I’m in Delhi, which is having its coldest December days in eleven years. Lots of fog and smog. On the streets, at dusk, small fires cast a bit of light and warmth and a lot of smoke. Folks burn whatever they can lay their hands on to keep warm – leaves, wood, coal, trash. Night watchmen, roadside sellers in threadbare coats and mufflers – anyone whose job keeps them out on the cold night huddle around fires. The smoke further pollutes an already polluted environment – but who am I, with my thick jacket and place of privilege, to complain about this?
Air pollution in parts of Delhi can rise to five times the safe level. And the biggest culprits are not the poor people who light fires to stay warm, but industries (like power plants within city limits) and vehicular traffic. In such an environment, green spaces offered by parks and forests act as the ‘lungs’ of Delhi.
Today a weak sun came out and I took the opportunity to visit one such lung – the Nehru Park.
Do not leave an ugly mark
If you picnic in the park

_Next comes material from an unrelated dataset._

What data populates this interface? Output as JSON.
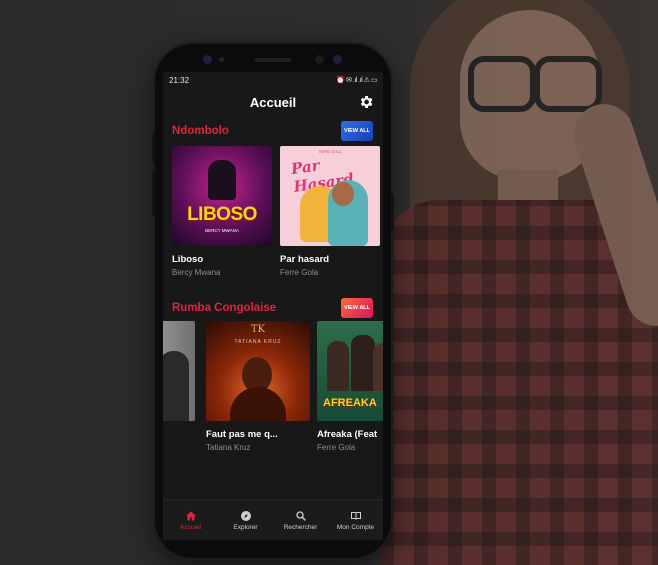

I try to refresh my memory of different trees each time I visit. I spent two years immersed in botanical lore in the Indian Institute of Forest Management, but that knowledge fled my brain years ago. Among its many delights – (poetic signs, stately trees, flower gardens, bathing crows, squirrels and sculptures), Nehru Park has signage for certain trees. They are few and far between, easy to miss and sometimes hard to read. But they’re a boon to anyone who wants to know the names of common trees in Delhi.
My latest scoop is the Kadam tree, Anthocephalus cadamba. A large, majestic tree with a straight, dark trunk, it has glossy green leaves and dense, globular flowers. The fragrant flowers are used to make ‘attar’, a perfume with a sandalwood base. It is a popular tree in reforestation programmes. It’s great for shade, timber, as well as improving the quality of soil. What’s not to love?
Like most venerable Indian trees, the Kadam has religious and historical significance and is mentioned in the oldest texts. Apparently, God Krishna wooed Radha under its sweet and flowery shade. The Mother Goddess Durga is supposed to live in a Kadam forest. The tree also lends its name to the Kadamba dynasty which ruled part of southern India over 16 centuries ago.
The 27 stars constituting the 12 Houses and 9 Planets in Indian astrology are represented by 27 trees —one for each star. The Kadam tree is said to represent Shatabhisha (γ Aquarii in the constellation Aquarius, about 163 light years away). For more about the 27 trees, see here.
At the temple
Now that it is evening, and I know more about the Kadam tree than I can possibly remember, I make my way out of the park and into the crowded back streets 0f the South Delhi colony that houses the Shri Ram Mandir, my next destination. As the temperature plummets, fires crackle back to life. I cough, choke, and step nimbly through the traffic. At this time, the temple is deserted and I have the deities to myself – Vishnu in all his glorious avataars, holding the sudarshan chakra in one hand, a conch shell in a second, a lotus in a third and a mace in the fourth hand. Here too is the Goddess Durga, seated on a lion. And there is the Goddess Parvathi with Ganesh on her lap, Her elephant-headed son. I ring the bells and make a small offering. The priest gives me mishry, sugar crystals, to eat.
A traditional remedy
Back home, I’m still coughing, so I try a traditional remedy – turmeric steam inhalation. Boil a large pot of water with a couple of spoons of turmeric. Hunch over it, towel draped around your head and the pot to trap the steam. Breath through your mouth for fifteen minutes. You’ll need to close your eyes because the fumes sting. But don’t fall asleep!
I’ve done this before, but never with turmeric, a deep yellow powder. It is a very common spice in Indian cooking, but is also believed to have antibacterial and anti-inflammatory properties. I don’t know if it will help, but it certainly can’t hurt.
Tomorrow I take the train to Orchcha, a small town in Central India that was founded in the fifteenth century and is famous for its temples and forts. More later!